_What to produce:_ When you copy the records, keep every word exact and leave the pictures out.

[Dataset rows describing interfaces]
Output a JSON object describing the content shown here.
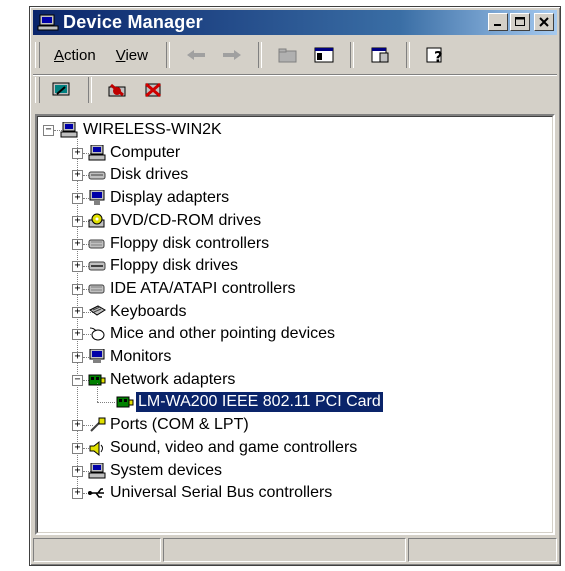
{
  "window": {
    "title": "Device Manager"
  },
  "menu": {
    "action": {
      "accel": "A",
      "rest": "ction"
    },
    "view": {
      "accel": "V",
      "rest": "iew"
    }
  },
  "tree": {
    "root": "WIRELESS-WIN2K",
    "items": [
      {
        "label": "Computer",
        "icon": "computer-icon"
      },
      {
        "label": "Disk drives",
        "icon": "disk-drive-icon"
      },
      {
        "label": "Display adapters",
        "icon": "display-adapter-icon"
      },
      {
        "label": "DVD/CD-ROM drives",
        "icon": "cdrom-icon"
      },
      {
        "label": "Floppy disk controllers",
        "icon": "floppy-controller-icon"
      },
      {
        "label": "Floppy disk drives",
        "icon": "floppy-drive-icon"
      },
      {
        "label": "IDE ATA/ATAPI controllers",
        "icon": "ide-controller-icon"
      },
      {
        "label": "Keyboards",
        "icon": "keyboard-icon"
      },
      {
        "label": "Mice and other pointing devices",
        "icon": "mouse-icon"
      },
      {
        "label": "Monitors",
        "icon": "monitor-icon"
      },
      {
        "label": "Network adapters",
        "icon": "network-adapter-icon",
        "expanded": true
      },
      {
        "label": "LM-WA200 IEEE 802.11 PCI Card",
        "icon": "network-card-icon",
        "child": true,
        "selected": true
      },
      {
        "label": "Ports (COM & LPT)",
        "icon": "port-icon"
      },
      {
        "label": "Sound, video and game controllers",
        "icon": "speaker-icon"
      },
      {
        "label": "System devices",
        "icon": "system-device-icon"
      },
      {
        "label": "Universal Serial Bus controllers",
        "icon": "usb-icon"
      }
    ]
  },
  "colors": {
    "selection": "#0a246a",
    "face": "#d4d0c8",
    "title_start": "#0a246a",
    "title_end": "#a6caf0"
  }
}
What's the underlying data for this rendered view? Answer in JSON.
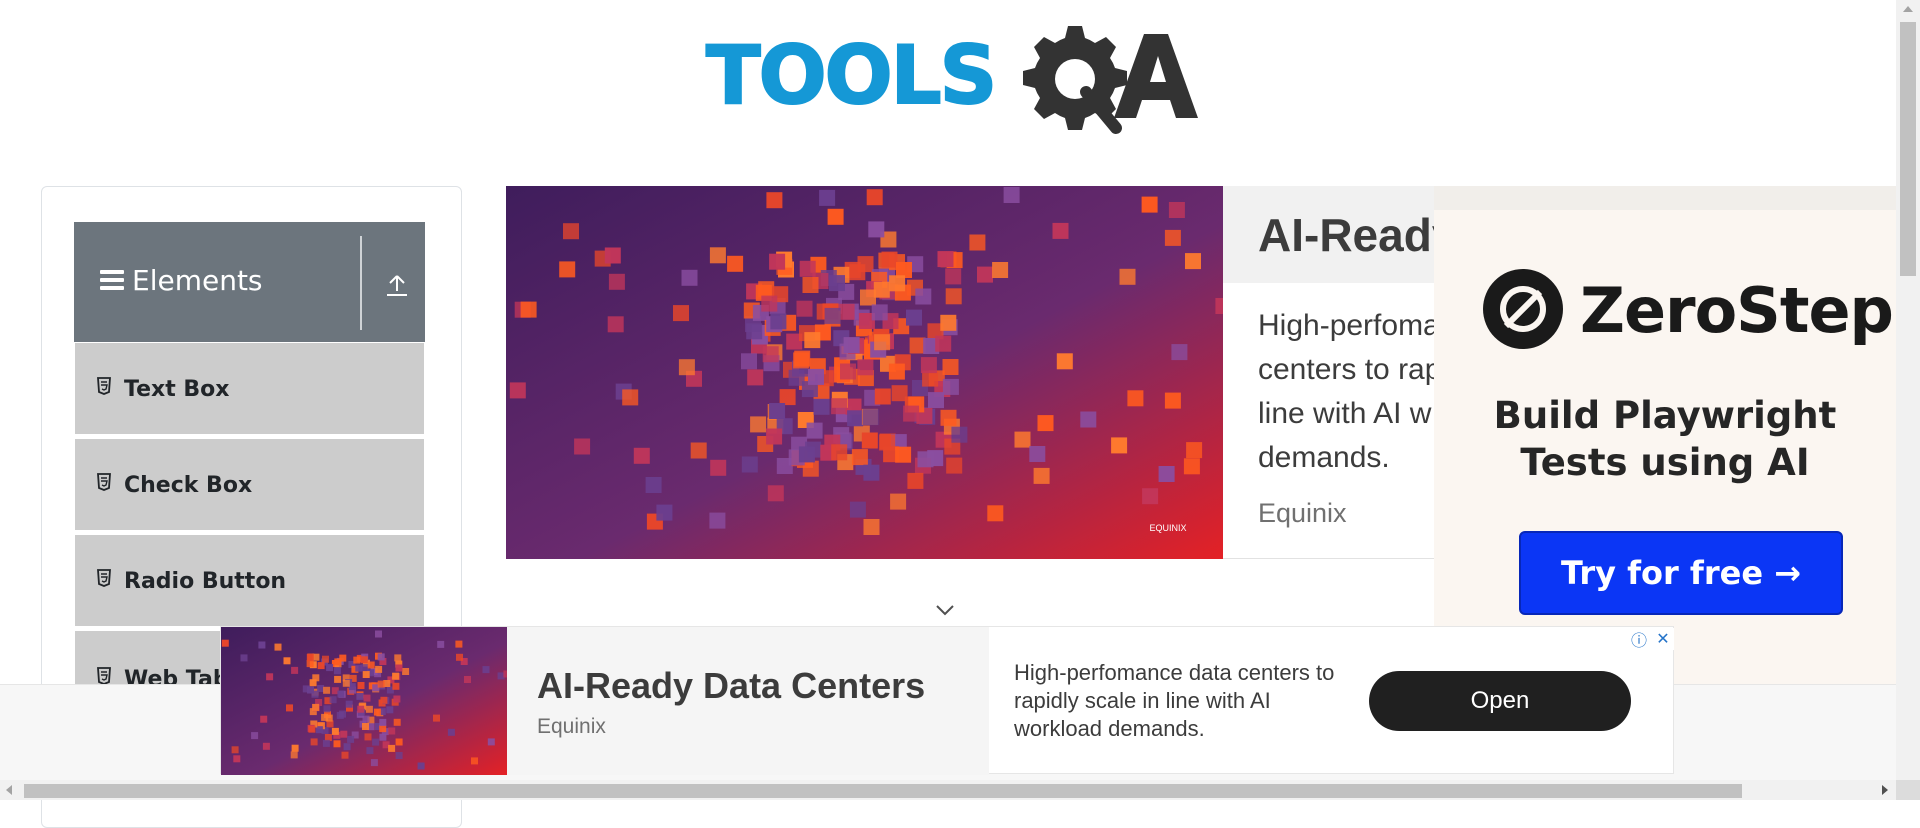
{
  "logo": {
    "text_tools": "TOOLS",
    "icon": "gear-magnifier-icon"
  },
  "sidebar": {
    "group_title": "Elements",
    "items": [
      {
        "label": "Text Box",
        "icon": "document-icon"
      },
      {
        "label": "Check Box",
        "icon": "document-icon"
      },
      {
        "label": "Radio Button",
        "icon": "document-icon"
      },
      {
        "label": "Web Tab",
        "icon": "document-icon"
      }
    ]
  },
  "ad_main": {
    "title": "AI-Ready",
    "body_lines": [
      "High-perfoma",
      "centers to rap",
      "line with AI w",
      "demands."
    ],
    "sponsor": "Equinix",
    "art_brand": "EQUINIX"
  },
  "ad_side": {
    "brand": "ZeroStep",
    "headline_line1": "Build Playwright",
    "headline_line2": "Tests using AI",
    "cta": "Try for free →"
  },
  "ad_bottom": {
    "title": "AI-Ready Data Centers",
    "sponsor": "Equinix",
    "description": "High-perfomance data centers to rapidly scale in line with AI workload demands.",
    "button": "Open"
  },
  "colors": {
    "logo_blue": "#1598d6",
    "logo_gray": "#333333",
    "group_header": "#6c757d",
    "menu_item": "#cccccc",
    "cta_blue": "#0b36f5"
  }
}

_Written reply:_
Output a JSON object describing the content shown here.
{
  "window": {
    "title": "Device Manager"
  },
  "menu": {
    "action": {
      "accel": "A",
      "rest": "ction"
    },
    "view": {
      "accel": "V",
      "rest": "iew"
    }
  },
  "tree": {
    "root": "WIRELESS-WIN2K",
    "items": [
      {
        "label": "Computer",
        "icon": "computer-icon"
      },
      {
        "label": "Disk drives",
        "icon": "disk-drive-icon"
      },
      {
        "label": "Display adapters",
        "icon": "display-adapter-icon"
      },
      {
        "label": "DVD/CD-ROM drives",
        "icon": "cdrom-icon"
      },
      {
        "label": "Floppy disk controllers",
        "icon": "floppy-controller-icon"
      },
      {
        "label": "Floppy disk drives",
        "icon": "floppy-drive-icon"
      },
      {
        "label": "IDE ATA/ATAPI controllers",
        "icon": "ide-controller-icon"
      },
      {
        "label": "Keyboards",
        "icon": "keyboard-icon"
      },
      {
        "label": "Mice and other pointing devices",
        "icon": "mouse-icon"
      },
      {
        "label": "Monitors",
        "icon": "monitor-icon"
      },
      {
        "label": "Network adapters",
        "icon": "network-adapter-icon",
        "expanded": true
      },
      {
        "label": "LM-WA200 IEEE 802.11 PCI Card",
        "icon": "network-card-icon",
        "child": true,
        "selected": true
      },
      {
        "label": "Ports (COM & LPT)",
        "icon": "port-icon"
      },
      {
        "label": "Sound, video and game controllers",
        "icon": "speaker-icon"
      },
      {
        "label": "System devices",
        "icon": "system-device-icon"
      },
      {
        "label": "Universal Serial Bus controllers",
        "icon": "usb-icon"
      }
    ]
  },
  "colors": {
    "selection": "#0a246a",
    "face": "#d4d0c8",
    "title_start": "#0a246a",
    "title_end": "#a6caf0"
  }
}
What's the underlying data for this rendered view? Answer in JSON.
{
  "logo": {
    "text_tools": "TOOLS",
    "icon": "gear-magnifier-icon"
  },
  "sidebar": {
    "group_title": "Elements",
    "items": [
      {
        "label": "Text Box",
        "icon": "document-icon"
      },
      {
        "label": "Check Box",
        "icon": "document-icon"
      },
      {
        "label": "Radio Button",
        "icon": "document-icon"
      },
      {
        "label": "Web Tab",
        "icon": "document-icon"
      }
    ]
  },
  "ad_main": {
    "title": "AI-Ready",
    "body_lines": [
      "High-perfoma",
      "centers to rap",
      "line with AI w",
      "demands."
    ],
    "sponsor": "Equinix",
    "art_brand": "EQUINIX"
  },
  "ad_side": {
    "brand": "ZeroStep",
    "headline_line1": "Build Playwright",
    "headline_line2": "Tests using AI",
    "cta": "Try for free →"
  },
  "ad_bottom": {
    "title": "AI-Ready Data Centers",
    "sponsor": "Equinix",
    "description": "High-perfomance data centers to rapidly scale in line with AI workload demands.",
    "button": "Open"
  },
  "colors": {
    "logo_blue": "#1598d6",
    "logo_gray": "#333333",
    "group_header": "#6c757d",
    "menu_item": "#cccccc",
    "cta_blue": "#0b36f5"
  }
}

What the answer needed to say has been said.